The pixel art is pretty good, but the level design—while not bad—pales in comparison to the gameplay it mimics, and there were times when we found ourselves in a bind not because of a lack of skill, but because the action wasn’t easy to understand. . Nor can we ignore the ‘bugs’. We found sections with graphical errors that obscure the action and sometimes the entire screen. The developers promised a solution for the most serious problems, but at the time of writing the review it had not yet arrived.
The other problem is that for an independent game that imitates the arcade style —which means that it can be played in less than an hour, although part of its fun is playing multiple times trying to improve the score— has a relatively high price. We can get it for $22.99 dollars (more than 100,000 Colombian pesos) on Nintendo Switch, PS4 and PS5 despite the fact that the emulated version of Sunset Riders for those same platforms costs only $7.99 (around 36,000 pesos).).

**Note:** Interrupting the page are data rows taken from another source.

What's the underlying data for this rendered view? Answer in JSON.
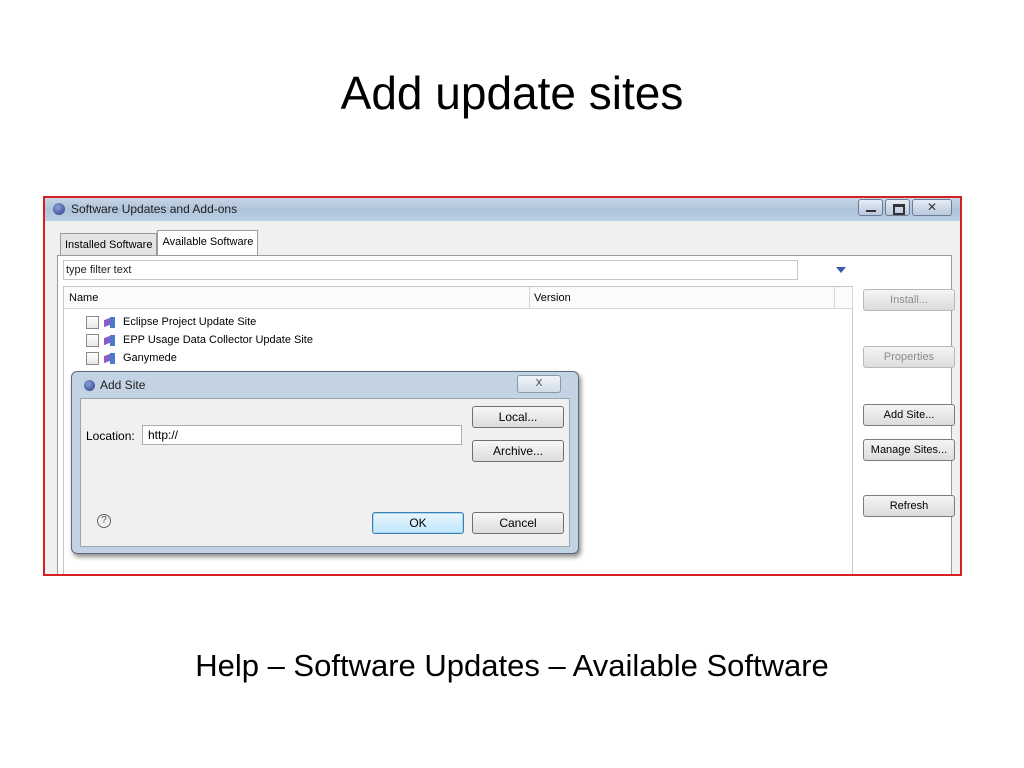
{
  "slide": {
    "title": "Add update sites",
    "caption": "Help – Software Updates – Available Software"
  },
  "window": {
    "title": "Software Updates and Add-ons",
    "tabs": [
      "Installed Software",
      "Available Software"
    ],
    "active_tab": "Available Software",
    "filter_placeholder": "type filter text",
    "columns": {
      "name": "Name",
      "version": "Version"
    },
    "sites": [
      {
        "label": "Eclipse Project Update Site",
        "checked": false
      },
      {
        "label": "EPP Usage Data Collector Update Site",
        "checked": false
      },
      {
        "label": "Ganymede",
        "checked": false
      }
    ],
    "side_buttons": {
      "install": "Install...",
      "properties": "Properties",
      "add_site": "Add Site...",
      "manage_sites": "Manage Sites...",
      "refresh": "Refresh"
    },
    "border_color": "#d42020"
  },
  "dialog": {
    "title": "Add Site",
    "close_glyph": "X",
    "location_label": "Location:",
    "location_value": "http://",
    "buttons": {
      "local": "Local...",
      "archive": "Archive...",
      "ok": "OK",
      "cancel": "Cancel"
    },
    "help_glyph": "?"
  }
}
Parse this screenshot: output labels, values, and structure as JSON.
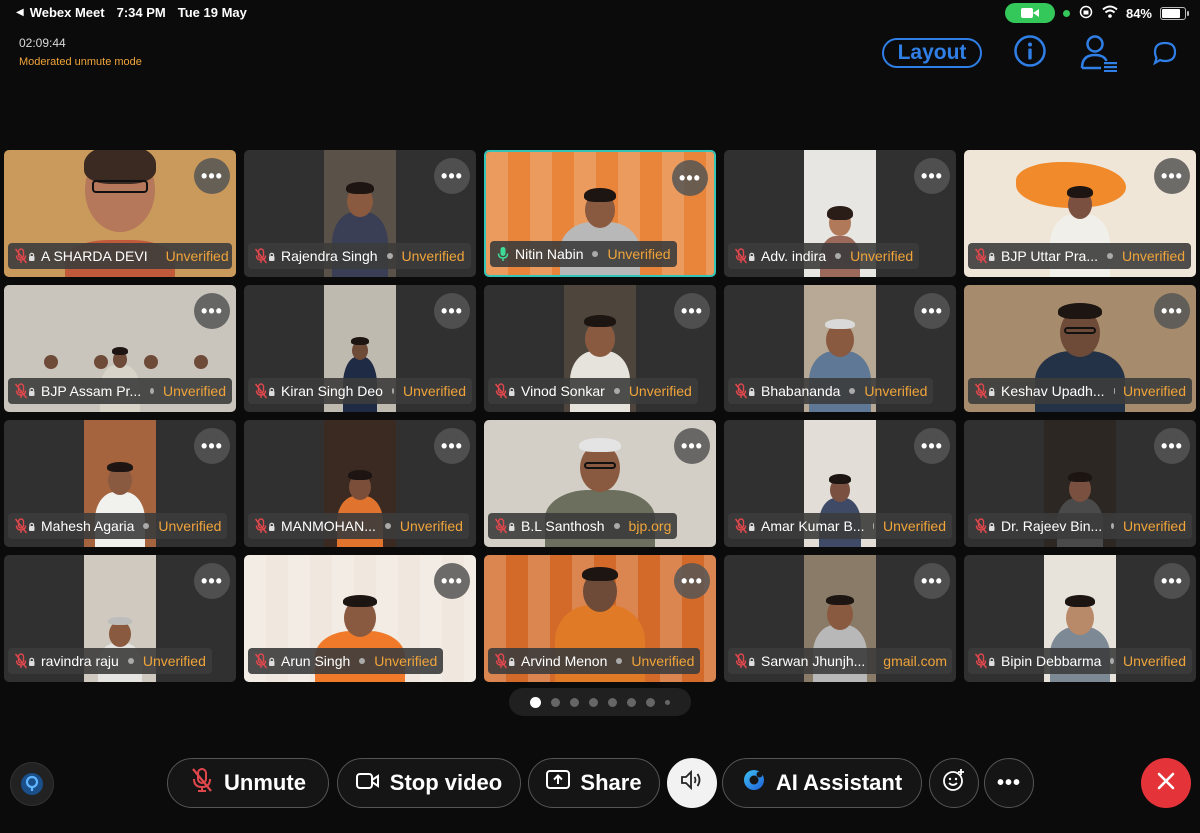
{
  "status_bar": {
    "app": "Webex Meet",
    "time": "7:34 PM",
    "date": "Tue 19 May",
    "battery": "84%",
    "battery_level": 0.84
  },
  "meeting": {
    "elapsed": "02:09:44",
    "mode": "Moderated unmute mode"
  },
  "top_controls": {
    "layout_label": "Layout",
    "info_icon": "info-icon",
    "participants_icon": "participants-icon",
    "chat_icon": "chat-icon"
  },
  "participants": [
    {
      "name": "A SHARDA DEVI",
      "status": "Unverified",
      "mic": "muted"
    },
    {
      "name": "Rajendra Singh",
      "status": "Unverified",
      "mic": "muted"
    },
    {
      "name": "Nitin Nabin",
      "status": "Unverified",
      "mic": "active"
    },
    {
      "name": "Adv. indira",
      "status": "Unverified",
      "mic": "muted"
    },
    {
      "name": "BJP Uttar Pra...",
      "status": "Unverified",
      "mic": "muted"
    },
    {
      "name": "BJP Assam Pr...",
      "status": "Unverified",
      "mic": "muted"
    },
    {
      "name": "Kiran Singh Deo",
      "status": "Unverified",
      "mic": "muted"
    },
    {
      "name": "Vinod Sonkar",
      "status": "Unverified",
      "mic": "muted"
    },
    {
      "name": "Bhabananda",
      "status": "Unverified",
      "mic": "muted"
    },
    {
      "name": "Keshav Upadh...",
      "status": "Unverified",
      "mic": "muted"
    },
    {
      "name": "Mahesh Agaria",
      "status": "Unverified",
      "mic": "muted"
    },
    {
      "name": "MANMOHAN...",
      "status": "Unverified",
      "mic": "muted"
    },
    {
      "name": "B.L Santhosh",
      "status": "bjp.org",
      "mic": "muted"
    },
    {
      "name": "Amar Kumar B...",
      "status": "Unverified",
      "mic": "muted"
    },
    {
      "name": "Dr. Rajeev Bin...",
      "status": "Unverified",
      "mic": "muted"
    },
    {
      "name": "ravindra raju",
      "status": "Unverified",
      "mic": "muted"
    },
    {
      "name": "Arun Singh",
      "status": "Unverified",
      "mic": "muted"
    },
    {
      "name": "Arvind Menon",
      "status": "Unverified",
      "mic": "muted"
    },
    {
      "name": "Sarwan Jhunjh...",
      "status": "gmail.com",
      "mic": "muted"
    },
    {
      "name": "Bipin Debbarma",
      "status": "Unverified",
      "mic": "muted"
    }
  ],
  "pager": {
    "pages": 8,
    "current": 1
  },
  "controls": {
    "unmute": "Unmute",
    "stop_video": "Stop video",
    "share": "Share",
    "ai_assistant": "AI Assistant"
  },
  "colors": {
    "accent_blue": "#2f7fe6",
    "status_orange": "#f0a43a",
    "end_red": "#e5333a",
    "active_speaker": "#34c5b8",
    "mute_red": "#e0474c"
  }
}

But Sunset Riders is not the only playable inspiration behind Deathwish Enforcers, as it is also It has some elements based on the Metal Slug saga. Not only do we have to do a few rescues as we go through the levels—although it involves sexy girls instead of bearded POWs—but there are sections straight out of SNK games. Without going any further, the confrontation with the final boss is directly reminiscent of the last enemy of Metal Slug 3.
We also have zombies. Why are there zombies in a police game? It’s not just because there are in Metal Slug but because the sixties B-series movies that pitted their rude detectives against demons and satanic cults were not so rare. Also because this game winks at films like The Shining and Evil Dead.
Honestly, it’s a bit mediocre. But that doesn’t necessarily mean you can’t enjoy it. We had a lot of laughs during several games in the cooperative mode that allows up to four players locally. It’s a good choice if you’re looking for unpretentious retro-style 2D action with plenty of movie references.
Despite that, we still prefer Sunset Riders.
Deathwish Enforcers In Summary
We quite enjoyed our Deathwish Enforcers games thanks to its local multiplayer mode and references to classic TV and crime movies. It is simple action in the retro style and that can offer many hours of fun, especially without trying to play to improve our score. But we cannot say that this is a great game. Its humor is grotesque, its gameplay is nothing special —it’s an almost exact copy of Sunset Riders— and we found very serious ‘bugs’ that weren’t fixed during its first week on the market. If you enjoy arcade games like this and want something that reminds you of Konami’s cowboy game, it’s worth a look, but we recommend waiting for a drop in price.
Review made using a digital copy of Deathwish Enforcers for PS4 provided by Limited Run Games.